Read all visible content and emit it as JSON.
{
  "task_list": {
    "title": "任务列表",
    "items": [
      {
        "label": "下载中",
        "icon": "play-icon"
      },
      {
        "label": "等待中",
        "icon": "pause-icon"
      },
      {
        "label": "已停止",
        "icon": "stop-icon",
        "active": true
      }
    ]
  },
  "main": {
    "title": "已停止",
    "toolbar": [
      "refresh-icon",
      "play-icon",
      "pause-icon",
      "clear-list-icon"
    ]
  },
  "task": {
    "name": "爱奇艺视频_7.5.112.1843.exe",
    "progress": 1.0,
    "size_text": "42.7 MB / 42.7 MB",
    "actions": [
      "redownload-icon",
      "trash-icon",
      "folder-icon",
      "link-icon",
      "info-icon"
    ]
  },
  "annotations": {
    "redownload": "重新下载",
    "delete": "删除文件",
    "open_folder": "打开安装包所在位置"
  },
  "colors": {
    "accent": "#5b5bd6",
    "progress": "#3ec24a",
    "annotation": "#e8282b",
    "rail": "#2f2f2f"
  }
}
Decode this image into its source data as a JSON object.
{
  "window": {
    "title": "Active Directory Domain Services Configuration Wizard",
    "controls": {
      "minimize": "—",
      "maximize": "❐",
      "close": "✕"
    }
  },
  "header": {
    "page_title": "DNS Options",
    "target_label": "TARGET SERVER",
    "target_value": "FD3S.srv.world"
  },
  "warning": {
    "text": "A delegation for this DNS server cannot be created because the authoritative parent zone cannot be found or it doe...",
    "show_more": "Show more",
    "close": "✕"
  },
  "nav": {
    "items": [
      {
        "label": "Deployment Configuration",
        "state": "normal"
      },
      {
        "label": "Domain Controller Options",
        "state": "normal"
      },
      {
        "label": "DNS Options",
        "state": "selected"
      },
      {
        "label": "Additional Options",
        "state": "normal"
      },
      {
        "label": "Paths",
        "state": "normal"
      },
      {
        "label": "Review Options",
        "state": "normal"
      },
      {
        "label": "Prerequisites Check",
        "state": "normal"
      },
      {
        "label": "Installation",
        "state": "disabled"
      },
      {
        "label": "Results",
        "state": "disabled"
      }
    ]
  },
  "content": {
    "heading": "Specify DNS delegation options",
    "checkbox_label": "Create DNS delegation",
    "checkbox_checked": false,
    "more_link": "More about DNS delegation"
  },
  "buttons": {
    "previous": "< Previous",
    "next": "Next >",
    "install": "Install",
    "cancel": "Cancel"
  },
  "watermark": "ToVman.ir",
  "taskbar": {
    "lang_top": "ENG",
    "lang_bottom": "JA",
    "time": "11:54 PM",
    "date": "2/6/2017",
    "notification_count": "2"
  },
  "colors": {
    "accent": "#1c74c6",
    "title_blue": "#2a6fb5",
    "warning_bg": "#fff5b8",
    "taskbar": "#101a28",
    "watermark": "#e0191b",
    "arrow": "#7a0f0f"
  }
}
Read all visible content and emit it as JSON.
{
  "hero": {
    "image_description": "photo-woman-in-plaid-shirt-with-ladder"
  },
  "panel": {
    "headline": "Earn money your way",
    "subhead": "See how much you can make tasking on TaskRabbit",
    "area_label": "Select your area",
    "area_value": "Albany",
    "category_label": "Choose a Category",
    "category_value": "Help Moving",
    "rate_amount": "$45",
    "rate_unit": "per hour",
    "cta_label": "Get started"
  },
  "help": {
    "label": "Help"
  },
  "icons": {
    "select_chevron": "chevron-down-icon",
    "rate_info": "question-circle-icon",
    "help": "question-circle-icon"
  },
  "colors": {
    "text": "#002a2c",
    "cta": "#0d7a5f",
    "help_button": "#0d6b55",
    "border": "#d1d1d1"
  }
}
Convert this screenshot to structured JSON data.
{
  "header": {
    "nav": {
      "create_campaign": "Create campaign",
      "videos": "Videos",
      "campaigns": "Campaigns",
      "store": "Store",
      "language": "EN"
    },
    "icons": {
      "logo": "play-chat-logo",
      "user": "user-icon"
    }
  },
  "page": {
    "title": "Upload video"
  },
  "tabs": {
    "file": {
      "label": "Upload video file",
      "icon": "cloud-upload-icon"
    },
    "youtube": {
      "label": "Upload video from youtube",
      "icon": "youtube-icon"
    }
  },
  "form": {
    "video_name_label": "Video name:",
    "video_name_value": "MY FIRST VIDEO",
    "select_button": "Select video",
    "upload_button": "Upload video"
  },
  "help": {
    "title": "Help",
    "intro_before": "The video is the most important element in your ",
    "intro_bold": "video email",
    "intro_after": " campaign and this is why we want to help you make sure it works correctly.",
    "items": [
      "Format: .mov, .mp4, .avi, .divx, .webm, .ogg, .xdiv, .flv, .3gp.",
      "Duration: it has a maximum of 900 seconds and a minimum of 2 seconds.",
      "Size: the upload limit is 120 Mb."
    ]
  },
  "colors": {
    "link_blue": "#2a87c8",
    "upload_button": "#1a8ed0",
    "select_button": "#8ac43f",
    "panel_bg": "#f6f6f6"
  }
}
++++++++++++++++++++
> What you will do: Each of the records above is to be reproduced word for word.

> Response:
Read all visible content and emit it as JSON.
{
  "task_list": {
    "title": "任务列表",
    "items": [
      {
        "label": "下载中",
        "icon": "play-icon"
      },
      {
        "label": "等待中",
        "icon": "pause-icon"
      },
      {
        "label": "已停止",
        "icon": "stop-icon",
        "active": true
      }
    ]
  },
  "main": {
    "title": "已停止",
    "toolbar": [
      "refresh-icon",
      "play-icon",
      "pause-icon",
      "clear-list-icon"
    ]
  },
  "task": {
    "name": "爱奇艺视频_7.5.112.1843.exe",
    "progress": 1.0,
    "size_text": "42.7 MB / 42.7 MB",
    "actions": [
      "redownload-icon",
      "trash-icon",
      "folder-icon",
      "link-icon",
      "info-icon"
    ]
  },
  "annotations": {
    "redownload": "重新下载",
    "delete": "删除文件",
    "open_folder": "打开安装包所在位置"
  },
  "colors": {
    "accent": "#5b5bd6",
    "progress": "#3ec24a",
    "annotation": "#e8282b",
    "rail": "#2f2f2f"
  }
}
Decode this image into its source data as a JSON object.
{
  "window": {
    "title": "Active Directory Domain Services Configuration Wizard",
    "controls": {
      "minimize": "—",
      "maximize": "❐",
      "close": "✕"
    }
  },
  "header": {
    "page_title": "DNS Options",
    "target_label": "TARGET SERVER",
    "target_value": "FD3S.srv.world"
  },
  "warning": {
    "text": "A delegation for this DNS server cannot be created because the authoritative parent zone cannot be found or it doe...",
    "show_more": "Show more",
    "close": "✕"
  },
  "nav": {
    "items": [
      {
        "label": "Deployment Configuration",
        "state": "normal"
      },
      {
        "label": "Domain Controller Options",
        "state": "normal"
      },
      {
        "label": "DNS Options",
        "state": "selected"
      },
      {
        "label": "Additional Options",
        "state": "normal"
      },
      {
        "label": "Paths",
        "state": "normal"
      },
      {
        "label": "Review Options",
        "state": "normal"
      },
      {
        "label": "Prerequisites Check",
        "state": "normal"
      },
      {
        "label": "Installation",
        "state": "disabled"
      },
      {
        "label": "Results",
        "state": "disabled"
      }
    ]
  },
  "content": {
    "heading": "Specify DNS delegation options",
    "checkbox_label": "Create DNS delegation",
    "checkbox_checked": false,
    "more_link": "More about DNS delegation"
  },
  "buttons": {
    "previous": "< Previous",
    "next": "Next >",
    "install": "Install",
    "cancel": "Cancel"
  },
  "watermark": "ToVman.ir",
  "taskbar": {
    "lang_top": "ENG",
    "lang_bottom": "JA",
    "time": "11:54 PM",
    "date": "2/6/2017",
    "notification_count": "2"
  },
  "colors": {
    "accent": "#1c74c6",
    "title_blue": "#2a6fb5",
    "warning_bg": "#fff5b8",
    "taskbar": "#101a28",
    "watermark": "#e0191b",
    "arrow": "#7a0f0f"
  }
}
Read all visible content and emit it as JSON.
{
  "hero": {
    "image_description": "photo-woman-in-plaid-shirt-with-ladder"
  },
  "panel": {
    "headline": "Earn money your way",
    "subhead": "See how much you can make tasking on TaskRabbit",
    "area_label": "Select your area",
    "area_value": "Albany",
    "category_label": "Choose a Category",
    "category_value": "Help Moving",
    "rate_amount": "$45",
    "rate_unit": "per hour",
    "cta_label": "Get started"
  },
  "help": {
    "label": "Help"
  },
  "icons": {
    "select_chevron": "chevron-down-icon",
    "rate_info": "question-circle-icon",
    "help": "question-circle-icon"
  },
  "colors": {
    "text": "#002a2c",
    "cta": "#0d7a5f",
    "help_button": "#0d6b55",
    "border": "#d1d1d1"
  }
}
Convert this screenshot to structured JSON data.
{
  "header": {
    "nav": {
      "create_campaign": "Create campaign",
      "videos": "Videos",
      "campaigns": "Campaigns",
      "store": "Store",
      "language": "EN"
    },
    "icons": {
      "logo": "play-chat-logo",
      "user": "user-icon"
    }
  },
  "page": {
    "title": "Upload video"
  },
  "tabs": {
    "file": {
      "label": "Upload video file",
      "icon": "cloud-upload-icon"
    },
    "youtube": {
      "label": "Upload video from youtube",
      "icon": "youtube-icon"
    }
  },
  "form": {
    "video_name_label": "Video name:",
    "video_name_value": "MY FIRST VIDEO",
    "select_button": "Select video",
    "upload_button": "Upload video"
  },
  "help": {
    "title": "Help",
    "intro_before": "The video is the most important element in your ",
    "intro_bold": "video email",
    "intro_after": " campaign and this is why we want to help you make sure it works correctly.",
    "items": [
      "Format: .mov, .mp4, .avi, .divx, .webm, .ogg, .xdiv, .flv, .3gp.",
      "Duration: it has a maximum of 900 seconds and a minimum of 2 seconds.",
      "Size: the upload limit is 120 Mb."
    ]
  },
  "colors": {
    "link_blue": "#2a87c8",
    "upload_button": "#1a8ed0",
    "select_button": "#8ac43f",
    "panel_bg": "#f6f6f6"
  }
}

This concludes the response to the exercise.